Littlefield went on to talk about how she has been trying to keep herself busy while also practicing social distancing, “I’m going on walks, painting, and doing schoolwork to stay busy.”

Littlefield knows and respects why we are all enforcing this lockdown, but she also feels as if it is wrong at the same time, “Stopping the spread is the only positive thing I see about lockdown,” she stated. “Being deprived of human interaction and being able to go anywhere freely can take heavy tolls on people,” she went on to add. It can be difficult to acclimate to new situations, but it is key to realize that it is for the greater good of everyone’s future.

Allison Clark, another Abington senior, said that in the beginning she had a difficult time feeling as if this lockdown procedure was even close to normal.

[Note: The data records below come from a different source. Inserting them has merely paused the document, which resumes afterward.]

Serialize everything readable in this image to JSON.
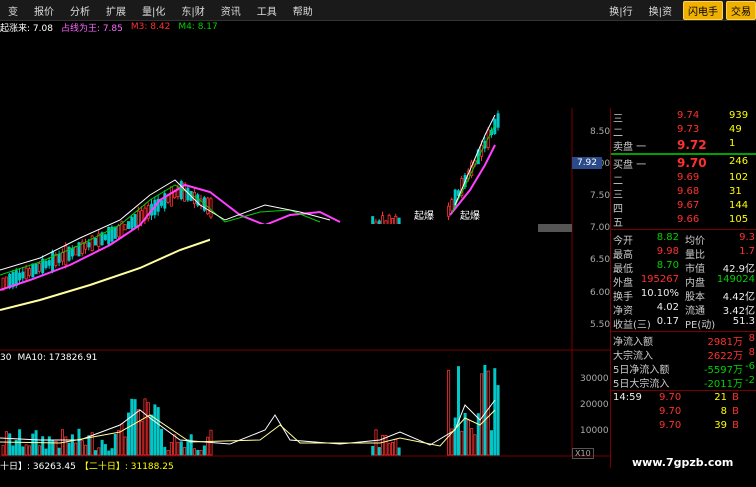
{
  "menu": {
    "items": [
      "变",
      "报价",
      "分析",
      "扩展",
      "量|化",
      "东|财",
      "资讯",
      "工具",
      "帮助"
    ],
    "right_items": [
      "换|行",
      "换|资"
    ],
    "flash_button": "闪电手",
    "trade_button": "交易"
  },
  "legend": {
    "items": [
      {
        "text": "起涨来: 7.08",
        "color": "#ffffff"
      },
      {
        "text": "占线为王: 7.85",
        "color": "#ff66ff"
      },
      {
        "text": "M3: 8.42",
        "color": "#ff3030"
      },
      {
        "text": "M4: 8.17",
        "color": "#00d000"
      }
    ]
  },
  "price_axis": {
    "labels": [
      "8.50",
      "8.00",
      "7.50",
      "7.00",
      "6.50",
      "6.00",
      "5.50"
    ],
    "current_marker": "7.92"
  },
  "volume_axis": {
    "labels": [
      "30000",
      "20000",
      "10000"
    ],
    "scale_button": "X10"
  },
  "annotations": [
    "起爆",
    "起爆"
  ],
  "volume_legend": {
    "items": [
      {
        "text": "30",
        "color": "#ffffff"
      },
      {
        "text": "MA10: 173826.91",
        "color": "#ffffff"
      }
    ]
  },
  "bottom_legend": {
    "items": [
      {
        "text": "十日】: 36263.45",
        "color": "#ffffff"
      },
      {
        "text": "【二十日】: 31188.25",
        "color": "#ffff00"
      }
    ]
  },
  "order_book": {
    "sell": [
      {
        "label": "三",
        "price": "9.74",
        "vol": "939"
      },
      {
        "label": "二",
        "price": "9.73",
        "vol": "49"
      },
      {
        "label": "卖盘 一",
        "price": "9.72",
        "vol": "1"
      }
    ],
    "buy": [
      {
        "label": "买盘 一",
        "price": "9.70",
        "vol": "246"
      },
      {
        "label": "二",
        "price": "9.69",
        "vol": "102"
      },
      {
        "label": "三",
        "price": "9.68",
        "vol": "31"
      },
      {
        "label": "四",
        "price": "9.67",
        "vol": "144"
      },
      {
        "label": "五",
        "price": "9.66",
        "vol": "105"
      }
    ]
  },
  "stats": [
    {
      "l1": "今开",
      "v1": "8.82",
      "c1": "green",
      "l2": "均价",
      "v2": "9.3",
      "c2": "red"
    },
    {
      "l1": "最高",
      "v1": "9.98",
      "c1": "red",
      "l2": "量比",
      "v2": "1.7",
      "c2": "red"
    },
    {
      "l1": "最低",
      "v1": "8.70",
      "c1": "green",
      "l2": "市值",
      "v2": "42.9亿",
      "c2": "white"
    },
    {
      "l1": "外盘",
      "v1": "195267",
      "c1": "red",
      "l2": "内盘",
      "v2": "149024",
      "c2": "green"
    },
    {
      "l1": "换手",
      "v1": "10.10%",
      "c1": "white",
      "l2": "股本",
      "v2": "4.42亿",
      "c2": "white"
    },
    {
      "l1": "净资",
      "v1": "4.02",
      "c1": "white",
      "l2": "流通",
      "v2": "3.42亿",
      "c2": "white"
    },
    {
      "l1": "收益(三)",
      "v1": "0.17",
      "c1": "white",
      "l2": "PE(动)",
      "v2": "51.3",
      "c2": "white"
    }
  ],
  "flows": [
    {
      "label": "净流入额",
      "value": "2981万",
      "color": "red",
      "pct": "8"
    },
    {
      "label": "大宗流入",
      "value": "2622万",
      "color": "red",
      "pct": "8"
    },
    {
      "label": "5日净流入额",
      "value": "-5597万",
      "color": "green",
      "pct": "-6"
    },
    {
      "label": "5日大宗流入",
      "value": "-2011万",
      "color": "green",
      "pct": "-2"
    }
  ],
  "ticks": [
    {
      "time": "14:59",
      "price": "9.70",
      "vol": "21",
      "side": "B"
    },
    {
      "time": "",
      "price": "9.70",
      "vol": "8",
      "side": "B"
    },
    {
      "time": "",
      "price": "9.70",
      "vol": "39",
      "side": "B"
    }
  ],
  "watermark": "www.7gpzb.com"
}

Clark said, “After a month has gone by, it feels too normal that this is how life is going to end up [being] for however many years this continues and it’s scary.” She added that none of this was ever expected to be normal, “As we face the realization of it every day, it used to never be normal for a state of emergency to be declared, and it still isn’t from my perspective as a 17 almost 18 year old.”

Allison Clark, personal photo
Senior Allison Clark of Abington High School poses for her senior portrait at Rexhame Beach in Marshfield, Massachusetts on August 1, 2019, unaware that her senior year attending school would be interrupted by the COVID-19 pandemic.

Clark this year won the superlative of “Biggest Case of Senioritis,” but she said, “I miss school more than anything. As much as I dreaded waking up in the morning, I got to see my friends and peers every day and all my teachers who shaped me into a better person day by day”.

Clark has accepted the emotional toll it takes on all seniors as well, having to miss out on events that were looked forward to during the school year, “Anyone can agree that all you look forward to is senior year, graduation, [and] senior trip. To have that deprived from you and not knowing if you’ll get [to participate in] that milestone is heartbreaking. But there’s nothing we can do about it, unfortunately, except put the world on pause and soak in all those memories,” she said.

For Clark, staying busy during this lockdown has been a challenge due to her places of employment closing. But for her, being locked in it is a way to get more bonded with her family, “from making puzzles to rearranging the whole house and you name it,” she said.

In our day to day lives, we don’t take the time to realize how much we are doing in such a short span of time. Clark wants people to know that even though everything is held on pause for the moment, everything will return back to normal soon enough, as long as you don’t lose yourself. She said, “Work will resume, school will resume. But what won’t resume is your feelings if you keep pushing them off.”

For many students, living without going to school has been a change for them that they did not ask for. But, they acclimated to the circumstances. It has opened everyone’s eyes on how impactful keeping a routine can become.